Thinking about paying that newswire service to distribute your press release? Media relations chief Tom Farthing reckons you should think again.
A paid-for newswire service distributes stories to journalists on behalf of businesses and PR agencies. Because these services maintain large databases of reporters, they claim to offer quick access to key sections of the media.
They’re also useless, outdated, and expensive.
But then, ideas can survive long past the point of obsolescence. Some telemarketers still swear by cold calling; some football managers still swear by 4-4-2; doubtless, there are some people out there using pagers instead of smartphones.
This phenomenon is common to many industries, and media relations is no exception. The paid for PR newswire should, by all rights, be extinct. And yet, these distribution services endure, powered by nothing more than blind adherence to tradition and the bizarre conviction that getting a press release into a bunch of journalist inboxes is the same thing as having those journalists read it.
If there ever was a time that newswire services consistently got results, that time is long past. But why are these services so useless for businesses?
Journalists hate newswire services
The fundamental problem with distributing a press release through paid for newswires is that your target audience – journalists and bloggers – won’t find them useful, and in some cases actively hate them.
Seriously. I asked. A quick anecdotal survey of media contacts revealed responses that ranged from general indifference to profane, foaming-at-the-mouth contempt. Asked what they think of newswire content, one hack replied: “They are too generic for my tastes.” Another said, simply, succinctly, and poetically: “Absolute fucking bollocks.” The other responses fell somewhere else along the spectrum of polite negativity and, well, impolite negativity:
“They’re horrible. The combination of their use for the world’s most boring announcements coupled to a visual design that would serve well as a sleeping pill means I scarcely give them a second glance.”
“Spammy and generic. I don’t think you’ll find many UK journos are fans in all honesty.”
“Occasionally I might contact a company if I’m writing copy that requires a quote or two and I think they might have something relevant to say, (as opposed to marketing fluff). I can’t remember the last time I used a release as the basis of an article though.”
The point is, journalists don’t have much time for them, and it’s not even particularly surprising. A newswire service sends releases to thousands of inboxes at a time, and it’s very hard for anything to be relevant to thousands of people at once. So if you’re sending out a press release about your new goat vaporiser or whatever, it’ll reach the agricultural press and the technology press, but relatively few reporters will have any tangible, immediate interest in it. They’ll delete the email – or worse, blacklist your company, leaving you powerless to contact them even if you do have something of interest.
What’s more, they cost money.

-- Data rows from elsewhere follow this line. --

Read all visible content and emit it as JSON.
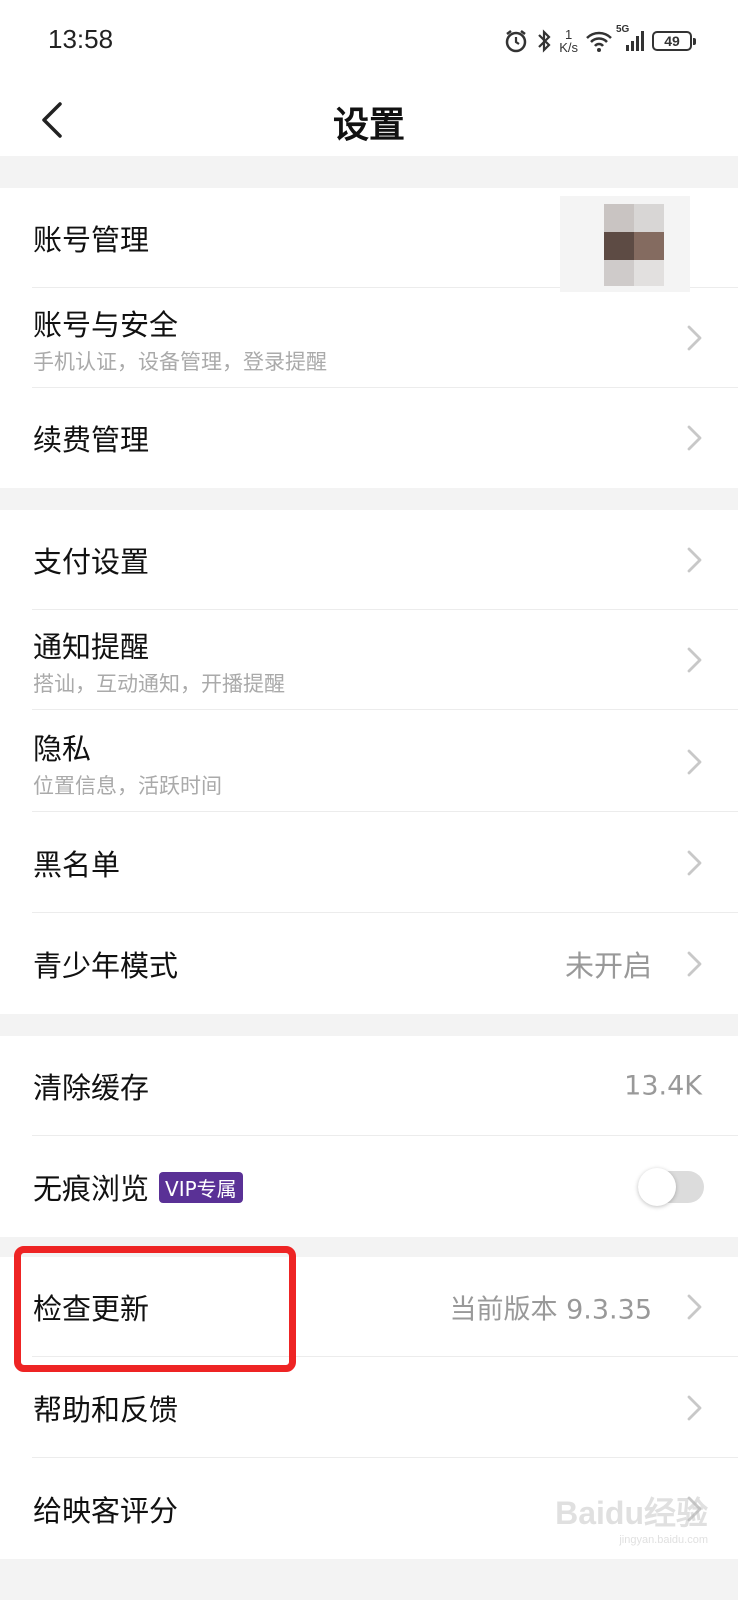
{
  "status_bar": {
    "time": "13:58",
    "net_speed_value": "1",
    "net_speed_unit": "K/s",
    "signal_type": "5G",
    "battery_level": "49",
    "icons": [
      "alarm-icon",
      "bluetooth-icon",
      "wifi-icon",
      "cellular-signal-icon",
      "battery-icon"
    ]
  },
  "header": {
    "title": "设置",
    "back_icon": "chevron-left-icon"
  },
  "sections": [
    {
      "items": [
        {
          "label": "账号管理"
        },
        {
          "label": "账号与安全",
          "subtitle": "手机认证，设备管理，登录提醒"
        },
        {
          "label": "续费管理"
        }
      ]
    },
    {
      "items": [
        {
          "label": "支付设置"
        },
        {
          "label": "通知提醒",
          "subtitle": "搭讪，互动通知，开播提醒"
        },
        {
          "label": "隐私",
          "subtitle": "位置信息，活跃时间"
        },
        {
          "label": "黑名单"
        },
        {
          "label": "青少年模式",
          "value": "未开启"
        }
      ]
    },
    {
      "items": [
        {
          "label": "清除缓存",
          "value": "13.4K"
        },
        {
          "label": "无痕浏览",
          "badge": "VIP专属",
          "toggle_on": false
        }
      ]
    },
    {
      "items": [
        {
          "label": "检查更新",
          "value": "当前版本 9.3.35"
        },
        {
          "label": "帮助和反馈"
        },
        {
          "label": "给映客评分"
        }
      ]
    }
  ],
  "watermark": {
    "text": "Baidu经验",
    "url_text": "jingyan.baidu.com"
  },
  "colors": {
    "background": "#ffffff",
    "section_gap": "#f3f3f3",
    "vip_badge": "#5a3196",
    "highlight": "#ee2424",
    "secondary_text": "#999999"
  }
}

Quotes tend to vary, but a 500-word press release could set you back £400. Send out enough press releases through a newswire service and you’ll find yourself running up quite a bill – and all for fairly negligible rewards.
Your newswire service is bad for SEO

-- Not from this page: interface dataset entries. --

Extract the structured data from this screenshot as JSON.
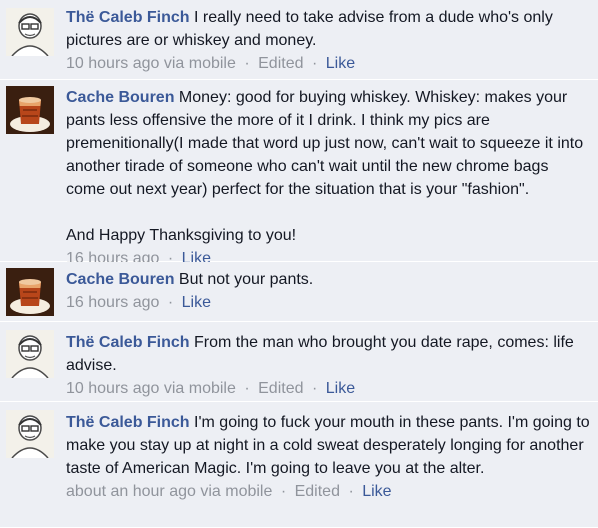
{
  "comments": [
    {
      "author": "Thë Caleb Finch",
      "avatar": "sketch-portrait",
      "text": "I really need to take advise from a dude who's only pictures are or whiskey and money.",
      "time": "10 hours ago via mobile",
      "edited": "Edited",
      "like": "Like",
      "sep": "·"
    },
    {
      "author": "Cache Bouren",
      "avatar": "whiskey-glass",
      "text": "Money: good for buying whiskey. Whiskey: makes your pants less offensive the more of it I drink. I think my pics are premenitionally(I made that word up just now, can't wait to squeeze it into another tirade of someone who can't wait until the new chrome bags come out next year) perfect for the situation that is your \"fashion\".\n\nAnd Happy Thanksgiving to you!",
      "time": "16 hours ago",
      "like": "Like",
      "sep": "·"
    },
    {
      "author": "Cache Bouren",
      "avatar": "whiskey-glass",
      "text": "But not your pants.",
      "time": "16 hours ago",
      "like": "Like",
      "sep": "·"
    },
    {
      "author": "Thë Caleb Finch",
      "avatar": "sketch-portrait",
      "text": "From the man who brought you date rape, comes: life advise.",
      "time": "10 hours ago via mobile",
      "edited": "Edited",
      "like": "Like",
      "sep": "·"
    },
    {
      "author": "Thë Caleb Finch",
      "avatar": "sketch-portrait",
      "text": "I'm going to fuck your mouth in these pants. I'm going to make you stay up at night in a cold sweat desperately longing for another taste of American Magic. I'm going to leave you at the alter.",
      "time": "about an hour ago via mobile",
      "edited": "Edited",
      "like": "Like",
      "sep": "·"
    }
  ]
}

Paid for PR newswire services are also disadvantageous from another, equally important perspective: they can hurt your SEO efforts.
In days of yore, it was possible to gain a significant SEO advantage through a newswire service. But this advantage was not always gained fairly: thin, poorly-written content with strategically optimised keywords still generated high-value followed links simply by being posted on sites owned by the newswire.
Paid links are a big no no for Google, and, being Google, the company clamped down on this behaviour – hard. The search engine’s quality metrics punished newswire services for their lackadaisical approach to spam: PR Newswire was hit by a 63% drop in visibility.
Down with the wire
If a paid for newswire service won’t get you the necessary visibility, what will?
The answer is simple: communicate only with relevant journalists, and only communicate with them when you have something they might be interested in. That means tailoring your pitch to their specific areas of coverage, and it also means sending it to fewer reporters than you might have otherwise. It might take more time and require more energy, but the results will often be much better – and even if they’re not, at least you haven’t pissed anyone off.
If you’ve taken the care to make sure your product is right for its audience, you should make the same effort with your attempts to promote it. If you can do that in-house, great – if not, it might be time to contact a B2B PR agency.